I was so shocked to see Notre Dame burn, but if I know one thing about cathedrals, I know they are built to last. She’ll be back. It may be a long time before I can finally go inside again, but when I do, I’ll bet the old stones have another story to tell me.
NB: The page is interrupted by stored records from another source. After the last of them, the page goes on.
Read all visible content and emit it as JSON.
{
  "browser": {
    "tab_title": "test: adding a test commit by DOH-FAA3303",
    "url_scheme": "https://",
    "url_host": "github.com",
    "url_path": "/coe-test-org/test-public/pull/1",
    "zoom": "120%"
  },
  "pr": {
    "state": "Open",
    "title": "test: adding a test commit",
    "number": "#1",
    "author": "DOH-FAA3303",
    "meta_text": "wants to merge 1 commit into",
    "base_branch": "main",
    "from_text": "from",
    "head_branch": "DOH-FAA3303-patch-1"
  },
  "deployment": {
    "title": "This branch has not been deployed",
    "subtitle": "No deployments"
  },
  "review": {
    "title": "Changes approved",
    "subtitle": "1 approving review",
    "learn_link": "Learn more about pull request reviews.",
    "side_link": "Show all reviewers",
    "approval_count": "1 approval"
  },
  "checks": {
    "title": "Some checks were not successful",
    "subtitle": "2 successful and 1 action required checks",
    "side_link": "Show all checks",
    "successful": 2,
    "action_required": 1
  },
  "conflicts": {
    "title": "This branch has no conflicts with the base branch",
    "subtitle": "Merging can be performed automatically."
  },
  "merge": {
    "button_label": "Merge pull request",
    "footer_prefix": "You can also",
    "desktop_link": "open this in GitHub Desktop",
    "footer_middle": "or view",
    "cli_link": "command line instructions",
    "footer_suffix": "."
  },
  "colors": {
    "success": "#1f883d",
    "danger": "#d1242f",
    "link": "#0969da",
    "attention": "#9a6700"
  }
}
Last Saturday evening, the weather was nice, and the daylight a little later than I was used to (it’s always a surprise, every year), so I took a walk downtown to do a little bit of sketching, a little bit of reading, have a few beers. I walked over to E St Plaza, where I noticed that local band Wealth of Nations were playing again; I’ve sketched them several times. I did this quick sketch below. After that, I went to the University of Beer, and sat at the corner of the bar. I have been planning my summer travels, going to the Urban Sketching Symposium, adding in a bit of Belgium as well, and a day in Paris. For some inspiration I re-read Lapin’s book of Parisian sketches, “Paris je t’aime”. The fellow sat next to me saw the book and was looking at it with me, I was telling him about Lapin and all the other Urban Sketchers, I didn’t mention about my own sketching but when it came time to get my sketchbook out he left me to it, I did manage to include his right hand and phone into the sketch though. Another bloke was sat to his right, reading a book. After a while they both left, and another pair of men were there, one of whom was one of those guys who was loud and a bit overbearing, I think he was quite a bit into religion and never paused for breath about how he “only respects people who know their purpose in life!” and “I don’t mind atheists but they have to know what they believe in or I can’t respect them!” He never seemed to take even a sip of his beer, all I could think was, mate are you drinking that or what? Some writers and sketchers take inspiration from overheard conversation, I on the other hand actively try not to listen to anything anyone is saying. I looked at my sketch, remembering the quiet reading man and the friendly man who liked looking at Lapin’s drawings. Eventually loud man and quiet friend also departed. I saw a couple of other faces at the bar I knew through soccer, said hello. Various sports played on the tv screens. The beers I had were the Russian River STS Pils, and the much more familiar Firestone Walker 805. I sketched the bar in dark blue pen. The walk home was nice; I’m trying to get my 10,000 steps in every day.